Dataset rows describing interfaces:

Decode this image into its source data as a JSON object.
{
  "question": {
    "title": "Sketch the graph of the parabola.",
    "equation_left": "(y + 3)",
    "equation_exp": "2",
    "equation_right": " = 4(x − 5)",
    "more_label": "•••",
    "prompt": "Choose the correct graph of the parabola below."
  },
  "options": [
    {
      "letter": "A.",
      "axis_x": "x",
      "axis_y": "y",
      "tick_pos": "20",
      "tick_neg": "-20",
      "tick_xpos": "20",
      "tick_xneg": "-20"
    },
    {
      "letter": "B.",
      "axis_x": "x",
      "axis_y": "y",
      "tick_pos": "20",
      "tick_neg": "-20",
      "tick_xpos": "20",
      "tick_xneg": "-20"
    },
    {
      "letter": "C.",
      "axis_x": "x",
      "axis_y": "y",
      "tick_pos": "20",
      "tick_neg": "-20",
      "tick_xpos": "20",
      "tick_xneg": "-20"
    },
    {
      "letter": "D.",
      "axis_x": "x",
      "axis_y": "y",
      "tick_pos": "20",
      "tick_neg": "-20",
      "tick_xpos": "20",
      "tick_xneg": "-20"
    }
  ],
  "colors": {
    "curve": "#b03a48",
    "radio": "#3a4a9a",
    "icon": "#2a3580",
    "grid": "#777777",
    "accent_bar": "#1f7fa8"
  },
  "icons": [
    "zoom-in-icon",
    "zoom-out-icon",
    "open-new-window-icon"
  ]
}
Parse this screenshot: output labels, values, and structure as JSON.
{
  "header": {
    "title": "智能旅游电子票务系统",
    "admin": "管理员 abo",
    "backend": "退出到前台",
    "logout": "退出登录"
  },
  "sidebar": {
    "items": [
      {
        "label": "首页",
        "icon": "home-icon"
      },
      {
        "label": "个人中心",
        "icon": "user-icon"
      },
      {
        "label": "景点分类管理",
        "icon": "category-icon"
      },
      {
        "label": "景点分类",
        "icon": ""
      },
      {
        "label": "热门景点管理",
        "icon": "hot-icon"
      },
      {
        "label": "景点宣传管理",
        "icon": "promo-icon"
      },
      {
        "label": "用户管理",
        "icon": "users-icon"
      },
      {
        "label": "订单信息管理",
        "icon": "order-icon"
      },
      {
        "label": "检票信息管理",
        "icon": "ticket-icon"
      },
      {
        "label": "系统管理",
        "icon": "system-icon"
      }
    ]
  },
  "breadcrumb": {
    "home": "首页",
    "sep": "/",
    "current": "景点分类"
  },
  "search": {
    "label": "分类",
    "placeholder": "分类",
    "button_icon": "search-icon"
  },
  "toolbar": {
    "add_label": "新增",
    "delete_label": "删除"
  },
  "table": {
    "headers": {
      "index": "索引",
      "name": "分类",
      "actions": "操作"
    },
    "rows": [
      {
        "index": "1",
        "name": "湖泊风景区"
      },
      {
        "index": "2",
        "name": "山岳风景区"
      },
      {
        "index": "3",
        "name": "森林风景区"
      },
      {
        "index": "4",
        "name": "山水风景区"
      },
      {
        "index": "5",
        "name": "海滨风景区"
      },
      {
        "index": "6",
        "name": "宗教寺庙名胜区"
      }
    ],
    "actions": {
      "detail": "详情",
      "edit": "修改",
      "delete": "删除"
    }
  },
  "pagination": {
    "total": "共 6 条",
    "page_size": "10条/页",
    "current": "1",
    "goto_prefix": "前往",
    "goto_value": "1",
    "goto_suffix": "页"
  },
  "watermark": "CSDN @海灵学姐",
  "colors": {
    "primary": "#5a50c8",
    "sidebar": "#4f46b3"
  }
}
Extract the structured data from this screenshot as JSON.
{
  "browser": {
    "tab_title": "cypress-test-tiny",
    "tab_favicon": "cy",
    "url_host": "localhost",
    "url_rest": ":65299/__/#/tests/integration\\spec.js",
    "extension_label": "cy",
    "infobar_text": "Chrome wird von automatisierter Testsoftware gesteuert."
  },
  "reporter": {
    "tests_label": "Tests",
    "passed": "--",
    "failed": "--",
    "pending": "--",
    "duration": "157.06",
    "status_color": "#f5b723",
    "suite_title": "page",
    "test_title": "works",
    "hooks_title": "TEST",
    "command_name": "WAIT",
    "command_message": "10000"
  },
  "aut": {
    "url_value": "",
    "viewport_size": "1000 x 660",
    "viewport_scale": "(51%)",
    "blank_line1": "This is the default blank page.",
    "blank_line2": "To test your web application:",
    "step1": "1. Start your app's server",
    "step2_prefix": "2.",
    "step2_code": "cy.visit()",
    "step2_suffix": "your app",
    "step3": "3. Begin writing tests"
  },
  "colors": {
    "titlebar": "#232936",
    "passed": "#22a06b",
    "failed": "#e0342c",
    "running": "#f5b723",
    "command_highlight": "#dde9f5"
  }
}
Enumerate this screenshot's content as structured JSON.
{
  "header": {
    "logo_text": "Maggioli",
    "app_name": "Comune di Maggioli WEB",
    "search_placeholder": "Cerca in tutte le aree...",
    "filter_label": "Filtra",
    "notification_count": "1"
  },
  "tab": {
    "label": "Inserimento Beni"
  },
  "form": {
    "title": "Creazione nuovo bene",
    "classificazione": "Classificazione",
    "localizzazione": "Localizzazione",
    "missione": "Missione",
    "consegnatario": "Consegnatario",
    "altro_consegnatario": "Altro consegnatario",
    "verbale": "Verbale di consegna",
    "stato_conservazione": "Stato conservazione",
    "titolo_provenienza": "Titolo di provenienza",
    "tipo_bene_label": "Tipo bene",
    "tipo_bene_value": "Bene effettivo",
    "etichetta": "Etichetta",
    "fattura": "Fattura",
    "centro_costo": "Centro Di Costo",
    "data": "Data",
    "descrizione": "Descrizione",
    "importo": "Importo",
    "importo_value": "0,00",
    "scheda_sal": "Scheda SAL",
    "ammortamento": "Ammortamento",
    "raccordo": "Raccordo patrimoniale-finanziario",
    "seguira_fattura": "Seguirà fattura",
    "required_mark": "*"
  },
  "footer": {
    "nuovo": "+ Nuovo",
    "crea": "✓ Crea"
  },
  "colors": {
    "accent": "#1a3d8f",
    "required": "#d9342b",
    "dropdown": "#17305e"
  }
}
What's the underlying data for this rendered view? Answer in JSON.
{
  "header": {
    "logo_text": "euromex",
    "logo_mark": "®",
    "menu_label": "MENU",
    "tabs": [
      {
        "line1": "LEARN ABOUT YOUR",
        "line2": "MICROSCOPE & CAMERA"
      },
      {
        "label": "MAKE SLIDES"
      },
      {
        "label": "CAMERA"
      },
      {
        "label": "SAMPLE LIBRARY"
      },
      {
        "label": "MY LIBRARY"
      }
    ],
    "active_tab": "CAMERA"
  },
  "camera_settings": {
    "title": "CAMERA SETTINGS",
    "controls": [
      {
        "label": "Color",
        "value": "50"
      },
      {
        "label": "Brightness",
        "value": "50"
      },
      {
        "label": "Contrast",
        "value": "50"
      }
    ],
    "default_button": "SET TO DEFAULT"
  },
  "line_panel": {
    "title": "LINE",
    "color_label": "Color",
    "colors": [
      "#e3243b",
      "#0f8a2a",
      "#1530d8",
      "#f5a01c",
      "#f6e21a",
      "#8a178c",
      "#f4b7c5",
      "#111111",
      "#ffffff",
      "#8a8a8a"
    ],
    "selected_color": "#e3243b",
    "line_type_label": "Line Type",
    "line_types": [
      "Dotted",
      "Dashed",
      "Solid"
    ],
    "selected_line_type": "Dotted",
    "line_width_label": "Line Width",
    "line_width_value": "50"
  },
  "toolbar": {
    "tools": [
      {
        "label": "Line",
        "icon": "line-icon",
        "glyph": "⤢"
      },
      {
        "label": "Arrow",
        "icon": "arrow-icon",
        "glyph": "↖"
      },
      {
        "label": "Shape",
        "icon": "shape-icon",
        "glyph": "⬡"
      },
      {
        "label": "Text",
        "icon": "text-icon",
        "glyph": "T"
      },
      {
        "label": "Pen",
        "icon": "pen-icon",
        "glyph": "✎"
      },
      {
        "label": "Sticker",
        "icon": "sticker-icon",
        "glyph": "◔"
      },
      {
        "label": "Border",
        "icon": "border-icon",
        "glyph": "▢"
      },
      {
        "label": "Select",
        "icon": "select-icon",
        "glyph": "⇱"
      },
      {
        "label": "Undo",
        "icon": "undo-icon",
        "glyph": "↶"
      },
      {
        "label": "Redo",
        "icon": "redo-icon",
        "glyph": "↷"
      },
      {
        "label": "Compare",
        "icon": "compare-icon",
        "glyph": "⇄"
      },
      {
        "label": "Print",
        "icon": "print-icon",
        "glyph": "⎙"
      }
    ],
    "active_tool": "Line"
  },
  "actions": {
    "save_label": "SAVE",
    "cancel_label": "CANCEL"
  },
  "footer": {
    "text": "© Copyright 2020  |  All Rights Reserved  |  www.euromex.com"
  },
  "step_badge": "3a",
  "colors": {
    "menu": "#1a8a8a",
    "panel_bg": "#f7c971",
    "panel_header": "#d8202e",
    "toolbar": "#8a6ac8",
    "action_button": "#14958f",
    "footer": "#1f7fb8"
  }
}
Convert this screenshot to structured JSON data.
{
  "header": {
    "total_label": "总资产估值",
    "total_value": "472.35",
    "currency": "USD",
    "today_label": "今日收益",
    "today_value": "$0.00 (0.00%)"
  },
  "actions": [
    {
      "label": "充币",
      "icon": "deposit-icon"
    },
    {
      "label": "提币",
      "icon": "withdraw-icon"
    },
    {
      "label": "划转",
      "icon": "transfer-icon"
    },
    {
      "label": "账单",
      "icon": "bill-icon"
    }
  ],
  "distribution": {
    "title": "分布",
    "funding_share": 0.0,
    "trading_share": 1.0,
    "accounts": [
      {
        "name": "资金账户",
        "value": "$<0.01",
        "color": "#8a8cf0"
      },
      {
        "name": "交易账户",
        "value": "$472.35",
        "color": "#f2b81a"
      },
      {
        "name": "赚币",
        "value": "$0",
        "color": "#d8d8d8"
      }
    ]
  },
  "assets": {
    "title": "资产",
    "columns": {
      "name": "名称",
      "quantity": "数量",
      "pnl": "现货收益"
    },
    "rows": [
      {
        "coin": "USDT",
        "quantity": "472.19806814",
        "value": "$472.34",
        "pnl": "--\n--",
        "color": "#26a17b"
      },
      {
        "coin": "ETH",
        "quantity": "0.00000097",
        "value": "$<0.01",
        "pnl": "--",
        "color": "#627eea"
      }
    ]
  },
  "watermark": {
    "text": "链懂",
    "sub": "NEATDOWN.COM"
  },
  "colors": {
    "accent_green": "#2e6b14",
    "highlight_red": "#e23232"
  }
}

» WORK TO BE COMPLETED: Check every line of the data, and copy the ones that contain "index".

» EXERCISE OUTPUT:
      "index": "索引",
        "index": "1",
        "index": "2",
        "index": "3",
        "index": "4",
        "index": "5",
        "index": "6",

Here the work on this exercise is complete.